Exactly reproduce each record listed below.

DATA SHOWN: Begin

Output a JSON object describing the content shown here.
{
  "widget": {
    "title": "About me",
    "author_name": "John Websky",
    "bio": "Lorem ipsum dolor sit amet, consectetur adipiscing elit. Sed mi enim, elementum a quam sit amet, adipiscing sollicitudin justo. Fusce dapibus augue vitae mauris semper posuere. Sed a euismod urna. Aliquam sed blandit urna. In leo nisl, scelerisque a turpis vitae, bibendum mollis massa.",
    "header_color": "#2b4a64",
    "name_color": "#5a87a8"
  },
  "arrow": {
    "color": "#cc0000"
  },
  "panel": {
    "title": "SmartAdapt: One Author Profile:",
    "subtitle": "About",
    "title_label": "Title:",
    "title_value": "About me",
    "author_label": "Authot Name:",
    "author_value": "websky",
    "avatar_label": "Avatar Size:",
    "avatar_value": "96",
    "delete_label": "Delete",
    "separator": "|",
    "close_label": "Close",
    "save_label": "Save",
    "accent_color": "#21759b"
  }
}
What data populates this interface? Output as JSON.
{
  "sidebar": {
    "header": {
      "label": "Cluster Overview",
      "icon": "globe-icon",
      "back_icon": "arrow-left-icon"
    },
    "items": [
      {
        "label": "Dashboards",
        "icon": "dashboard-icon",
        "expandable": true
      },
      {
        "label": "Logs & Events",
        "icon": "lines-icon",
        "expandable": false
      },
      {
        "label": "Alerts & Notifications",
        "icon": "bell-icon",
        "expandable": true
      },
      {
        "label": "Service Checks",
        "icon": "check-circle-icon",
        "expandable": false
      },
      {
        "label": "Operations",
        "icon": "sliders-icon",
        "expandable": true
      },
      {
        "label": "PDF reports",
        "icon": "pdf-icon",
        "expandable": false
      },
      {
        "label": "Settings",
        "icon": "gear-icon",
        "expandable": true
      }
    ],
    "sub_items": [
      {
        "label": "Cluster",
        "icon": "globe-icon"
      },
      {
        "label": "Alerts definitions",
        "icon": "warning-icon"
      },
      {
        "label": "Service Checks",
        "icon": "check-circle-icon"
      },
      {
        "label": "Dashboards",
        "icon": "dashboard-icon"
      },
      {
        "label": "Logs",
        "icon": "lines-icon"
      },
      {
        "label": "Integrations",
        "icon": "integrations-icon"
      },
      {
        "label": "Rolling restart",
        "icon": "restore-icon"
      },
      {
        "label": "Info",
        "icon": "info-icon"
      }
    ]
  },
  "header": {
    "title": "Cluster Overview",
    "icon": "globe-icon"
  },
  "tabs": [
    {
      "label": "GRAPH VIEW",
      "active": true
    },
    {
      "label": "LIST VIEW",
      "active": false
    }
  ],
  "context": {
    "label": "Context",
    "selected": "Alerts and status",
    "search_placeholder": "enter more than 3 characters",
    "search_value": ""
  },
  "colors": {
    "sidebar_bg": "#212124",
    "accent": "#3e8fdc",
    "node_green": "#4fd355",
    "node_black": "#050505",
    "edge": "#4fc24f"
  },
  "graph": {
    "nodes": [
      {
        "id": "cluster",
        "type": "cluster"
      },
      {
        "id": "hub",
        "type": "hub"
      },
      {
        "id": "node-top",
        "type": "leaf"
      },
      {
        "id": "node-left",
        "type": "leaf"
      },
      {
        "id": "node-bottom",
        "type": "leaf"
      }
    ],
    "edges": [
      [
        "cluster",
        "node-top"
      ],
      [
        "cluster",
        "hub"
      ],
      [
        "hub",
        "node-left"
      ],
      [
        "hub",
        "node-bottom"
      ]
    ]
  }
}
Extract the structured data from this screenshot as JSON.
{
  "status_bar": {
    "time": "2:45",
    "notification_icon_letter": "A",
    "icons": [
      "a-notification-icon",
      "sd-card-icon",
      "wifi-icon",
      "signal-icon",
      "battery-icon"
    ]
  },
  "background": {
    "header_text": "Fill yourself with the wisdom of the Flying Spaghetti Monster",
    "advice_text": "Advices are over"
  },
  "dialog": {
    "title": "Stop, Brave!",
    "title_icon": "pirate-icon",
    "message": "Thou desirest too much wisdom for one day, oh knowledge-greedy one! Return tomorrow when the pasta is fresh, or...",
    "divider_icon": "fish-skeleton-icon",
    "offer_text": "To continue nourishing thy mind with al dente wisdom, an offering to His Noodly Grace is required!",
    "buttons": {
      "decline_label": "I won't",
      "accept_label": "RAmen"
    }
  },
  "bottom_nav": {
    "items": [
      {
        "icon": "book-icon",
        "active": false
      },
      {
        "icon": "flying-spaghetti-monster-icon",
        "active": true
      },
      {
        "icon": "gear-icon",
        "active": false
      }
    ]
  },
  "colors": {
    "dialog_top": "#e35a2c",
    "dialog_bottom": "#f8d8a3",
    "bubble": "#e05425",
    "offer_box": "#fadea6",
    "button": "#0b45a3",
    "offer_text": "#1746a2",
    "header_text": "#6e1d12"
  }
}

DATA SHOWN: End

RESPONSE TO THE TASK:
Output a JSON object describing the content shown here.
{
  "widget": {
    "title": "About me",
    "author_name": "John Websky",
    "bio": "Lorem ipsum dolor sit amet, consectetur adipiscing elit. Sed mi enim, elementum a quam sit amet, adipiscing sollicitudin justo. Fusce dapibus augue vitae mauris semper posuere. Sed a euismod urna. Aliquam sed blandit urna. In leo nisl, scelerisque a turpis vitae, bibendum mollis massa.",
    "header_color": "#2b4a64",
    "name_color": "#5a87a8"
  },
  "arrow": {
    "color": "#cc0000"
  },
  "panel": {
    "title": "SmartAdapt: One Author Profile:",
    "subtitle": "About",
    "title_label": "Title:",
    "title_value": "About me",
    "author_label": "Authot Name:",
    "author_value": "websky",
    "avatar_label": "Avatar Size:",
    "avatar_value": "96",
    "delete_label": "Delete",
    "separator": "|",
    "close_label": "Close",
    "save_label": "Save",
    "accent_color": "#21759b"
  }
}
What data populates this interface? Output as JSON.
{
  "sidebar": {
    "header": {
      "label": "Cluster Overview",
      "icon": "globe-icon",
      "back_icon": "arrow-left-icon"
    },
    "items": [
      {
        "label": "Dashboards",
        "icon": "dashboard-icon",
        "expandable": true
      },
      {
        "label": "Logs & Events",
        "icon": "lines-icon",
        "expandable": false
      },
      {
        "label": "Alerts & Notifications",
        "icon": "bell-icon",
        "expandable": true
      },
      {
        "label": "Service Checks",
        "icon": "check-circle-icon",
        "expandable": false
      },
      {
        "label": "Operations",
        "icon": "sliders-icon",
        "expandable": true
      },
      {
        "label": "PDF reports",
        "icon": "pdf-icon",
        "expandable": false
      },
      {
        "label": "Settings",
        "icon": "gear-icon",
        "expandable": true
      }
    ],
    "sub_items": [
      {
        "label": "Cluster",
        "icon": "globe-icon"
      },
      {
        "label": "Alerts definitions",
        "icon": "warning-icon"
      },
      {
        "label": "Service Checks",
        "icon": "check-circle-icon"
      },
      {
        "label": "Dashboards",
        "icon": "dashboard-icon"
      },
      {
        "label": "Logs",
        "icon": "lines-icon"
      },
      {
        "label": "Integrations",
        "icon": "integrations-icon"
      },
      {
        "label": "Rolling restart",
        "icon": "restore-icon"
      },
      {
        "label": "Info",
        "icon": "info-icon"
      }
    ]
  },
  "header": {
    "title": "Cluster Overview",
    "icon": "globe-icon"
  },
  "tabs": [
    {
      "label": "GRAPH VIEW",
      "active": true
    },
    {
      "label": "LIST VIEW",
      "active": false
    }
  ],
  "context": {
    "label": "Context",
    "selected": "Alerts and status",
    "search_placeholder": "enter more than 3 characters",
    "search_value": ""
  },
  "colors": {
    "sidebar_bg": "#212124",
    "accent": "#3e8fdc",
    "node_green": "#4fd355",
    "node_black": "#050505",
    "edge": "#4fc24f"
  },
  "graph": {
    "nodes": [
      {
        "id": "cluster",
        "type": "cluster"
      },
      {
        "id": "hub",
        "type": "hub"
      },
      {
        "id": "node-top",
        "type": "leaf"
      },
      {
        "id": "node-left",
        "type": "leaf"
      },
      {
        "id": "node-bottom",
        "type": "leaf"
      }
    ],
    "edges": [
      [
        "cluster",
        "node-top"
      ],
      [
        "cluster",
        "hub"
      ],
      [
        "hub",
        "node-left"
      ],
      [
        "hub",
        "node-bottom"
      ]
    ]
  }
}
Extract the structured data from this screenshot as JSON.
{
  "status_bar": {
    "time": "2:45",
    "notification_icon_letter": "A",
    "icons": [
      "a-notification-icon",
      "sd-card-icon",
      "wifi-icon",
      "signal-icon",
      "battery-icon"
    ]
  },
  "background": {
    "header_text": "Fill yourself with the wisdom of the Flying Spaghetti Monster",
    "advice_text": "Advices are over"
  },
  "dialog": {
    "title": "Stop, Brave!",
    "title_icon": "pirate-icon",
    "message": "Thou desirest too much wisdom for one day, oh knowledge-greedy one! Return tomorrow when the pasta is fresh, or...",
    "divider_icon": "fish-skeleton-icon",
    "offer_text": "To continue nourishing thy mind with al dente wisdom, an offering to His Noodly Grace is required!",
    "buttons": {
      "decline_label": "I won't",
      "accept_label": "RAmen"
    }
  },
  "bottom_nav": {
    "items": [
      {
        "icon": "book-icon",
        "active": false
      },
      {
        "icon": "flying-spaghetti-monster-icon",
        "active": true
      },
      {
        "icon": "gear-icon",
        "active": false
      }
    ]
  },
  "colors": {
    "dialog_top": "#e35a2c",
    "dialog_bottom": "#f8d8a3",
    "bubble": "#e05425",
    "offer_box": "#fadea6",
    "button": "#0b45a3",
    "offer_text": "#1746a2",
    "header_text": "#6e1d12"
  }
}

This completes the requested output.